Claire Field on the price of more VET funding


The states don’t want to pay it

Negotiations on the next National Skills Agreement are not going well according to recent comments from senior officials in the Department of Education, Skills and Employment.

The Heads of Agreement for Skills Reform (signed by the Prime Minister, premiers and chief ministers) stated confidently that “the new National Skills Agreement will be finalised by August 2021”.

At this stage that seems unlikely.

Appearing at Budget Estimates in early June, Deputy Secretary Nadine Williams indicated that negotiations on the new Agreement were “due to conclude in around August this year” and that DESE would need “quite a number of additional meetings … to continue those negotiations.”

At last week’s National ACE Summit, Assistant Secretary Jason Coutts indicated the timeline was potentially slipping further when he discussed the Foundation Skills Framework, saying it was “really closely integrated with the work we are doing in terms of the National Skills Agreement with states and territories, and that’s under very active negotiation at the moment. I think the view is that at least the core components of that, we are hoping to have settled in the second half of this year…”

Why the delay…?

In a nutshell, the Commonwealth is offering more money in return for more transparency (including in how funding is allocated to TAFE), more consistency in government subsidies for different courses, and more efficient pricing.
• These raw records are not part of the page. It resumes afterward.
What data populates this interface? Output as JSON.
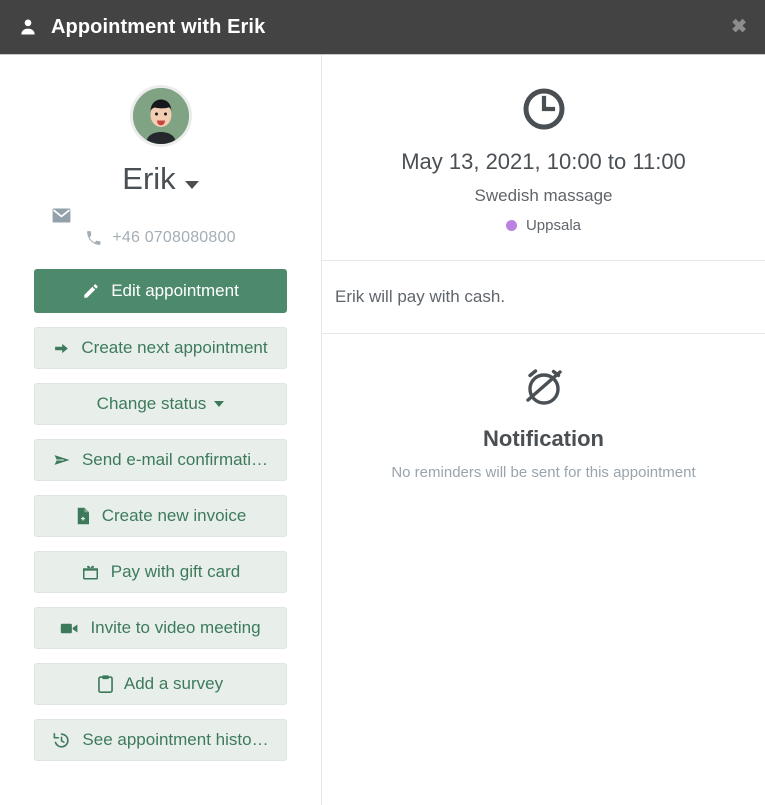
{
  "header": {
    "person_icon": "person-icon",
    "title": "Appointment with Erik",
    "close_label": "✖"
  },
  "client": {
    "avatar_icon": "avatar-cartoon-face",
    "name": "Erik",
    "name_caret_icon": "chevron-down-icon",
    "email_icon": "envelope-icon",
    "email_value": "",
    "phone_icon": "phone-icon",
    "phone": "+46 0708080800"
  },
  "actions": [
    {
      "id": "edit-appointment",
      "label": "Edit appointment",
      "icon": "pencil-icon",
      "style": "primary",
      "caret": false
    },
    {
      "id": "create-next-appointment",
      "label": "Create next appointment",
      "icon": "arrow-right-icon",
      "style": "secondary",
      "caret": false
    },
    {
      "id": "change-status",
      "label": "Change status",
      "icon": "",
      "style": "secondary",
      "caret": true
    },
    {
      "id": "send-email-confirmation",
      "label": "Send e-mail confirmati…",
      "icon": "paper-plane-icon",
      "style": "secondary",
      "caret": false
    },
    {
      "id": "create-new-invoice",
      "label": "Create new invoice",
      "icon": "file-plus-icon",
      "style": "secondary",
      "caret": false
    },
    {
      "id": "pay-with-gift-card",
      "label": "Pay with gift card",
      "icon": "gift-card-icon",
      "style": "secondary",
      "caret": false
    },
    {
      "id": "invite-to-video-meeting",
      "label": "Invite to video meeting",
      "icon": "video-camera-icon",
      "style": "secondary",
      "caret": false
    },
    {
      "id": "add-a-survey",
      "label": "Add a survey",
      "icon": "clipboard-icon",
      "style": "secondary",
      "caret": false
    },
    {
      "id": "see-appointment-history",
      "label": "See appointment histo…",
      "icon": "history-icon",
      "style": "secondary",
      "caret": false
    }
  ],
  "appointment": {
    "clock_icon": "clock-icon",
    "datetime": "May 13, 2021, 10:00 to 11:00",
    "service": "Swedish massage",
    "location": "Uppsala",
    "location_dot_color": "#bb80e0"
  },
  "note": {
    "text": "Erik will pay with cash."
  },
  "notification": {
    "icon": "alarm-off-icon",
    "title": "Notification",
    "subtitle": "No reminders will be sent for this appointment"
  },
  "colors": {
    "header_bg": "#434343",
    "primary_green": "#4d8a6c",
    "secondary_bg": "#e8efea",
    "secondary_text": "#3d7a5c",
    "text_dark": "#4a4f54",
    "text_muted": "#9aa4ac"
  }
}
And states and territories want the extra funding but not the degree of Commonwealth intrusion into their VET funding decisions.

Until a new Agreement is finalised, the VET sector carries on within current parameters – but there will be no additional extra funding when the JobTrainer boost runs out.
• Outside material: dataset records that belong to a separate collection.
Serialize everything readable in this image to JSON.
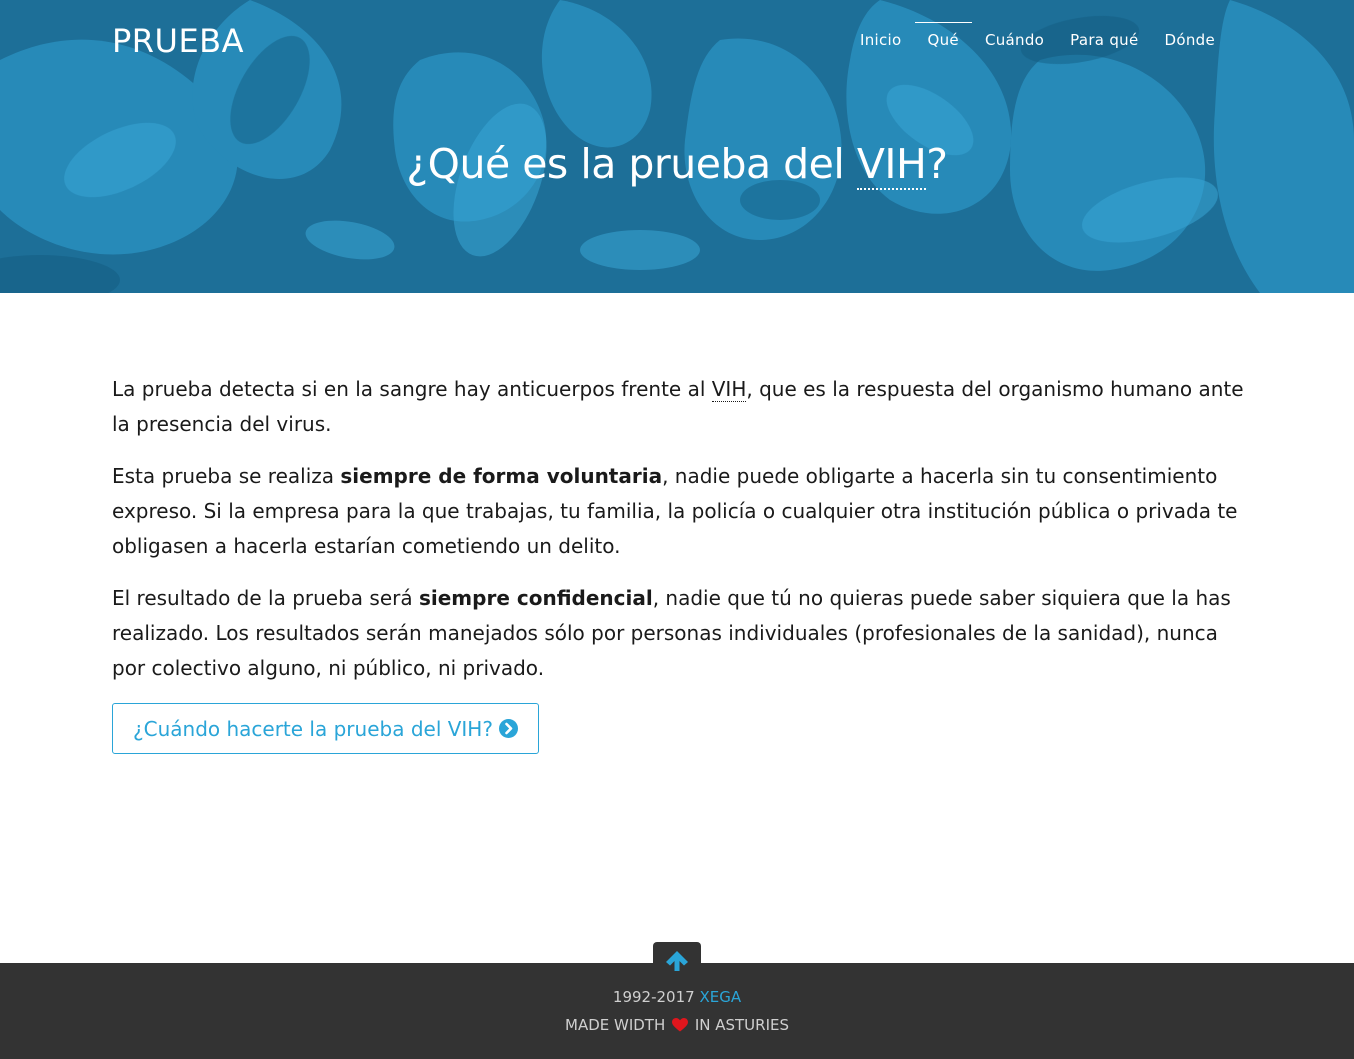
{
  "colors": {
    "hero_bg": "#1f7aa6",
    "accent": "#2aa5d8",
    "footer_bg": "#333333",
    "heart": "#e0161d"
  },
  "header": {
    "brand": "PRUEBA",
    "nav": [
      {
        "label": "Inicio",
        "active": false
      },
      {
        "label": "Qué",
        "active": true
      },
      {
        "label": "Cuándo",
        "active": false
      },
      {
        "label": "Para qué",
        "active": false
      },
      {
        "label": "Dónde",
        "active": false
      }
    ]
  },
  "hero": {
    "title_before": "¿Qué es la prueba del ",
    "title_abbr": "VIH",
    "title_after": "?"
  },
  "content": {
    "p1_before": "La prueba detecta si en la sangre hay anticuerpos frente al ",
    "p1_abbr": "VIH",
    "p1_after": ", que es la respuesta del organismo humano ante la presencia del virus.",
    "p2_before": "Esta prueba se realiza ",
    "p2_strong": "siempre de forma voluntaria",
    "p2_after": ", nadie puede obligarte a hacerla sin tu consentimiento expreso. Si la empresa para la que trabajas, tu familia, la policía o cualquier otra institución pública o privada te obligasen a hacerla estarían cometiendo un delito.",
    "p3_before": "El resultado de la prueba será ",
    "p3_strong": "siempre confidencial",
    "p3_after": ", nadie que tú no quieras puede saber siquiera que la has realizado. Los resultados serán manejados sólo por personas individuales (profesionales de la sanidad), nunca por colectivo alguno, ni público, ni privado.",
    "cta_label": "¿Cuándo hacerte la prueba del VIH?",
    "cta_icon": "chevron-circle-right-icon"
  },
  "footer": {
    "years": "1992-2017",
    "author": "XEGA",
    "made_before": "Made width",
    "made_after": "in Asturies",
    "to_top_icon": "arrow-up-icon",
    "heart_icon": "heart-icon"
  }
}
NAIDOC Week reminds us of one area where additional funding in a new Agreement should be prioritised… in implementing the recommendations of the Joyce Review for more Indigenous-owned RTOs “to provide more Indigenous learners with the option of foundation and vocational training in an Indigenous cultural setting” and better outcomes by focussing on “levels of enrolment, progress and outcomes for Indigenous learners”.

 Claire Field is an adviser to the tertiary education sector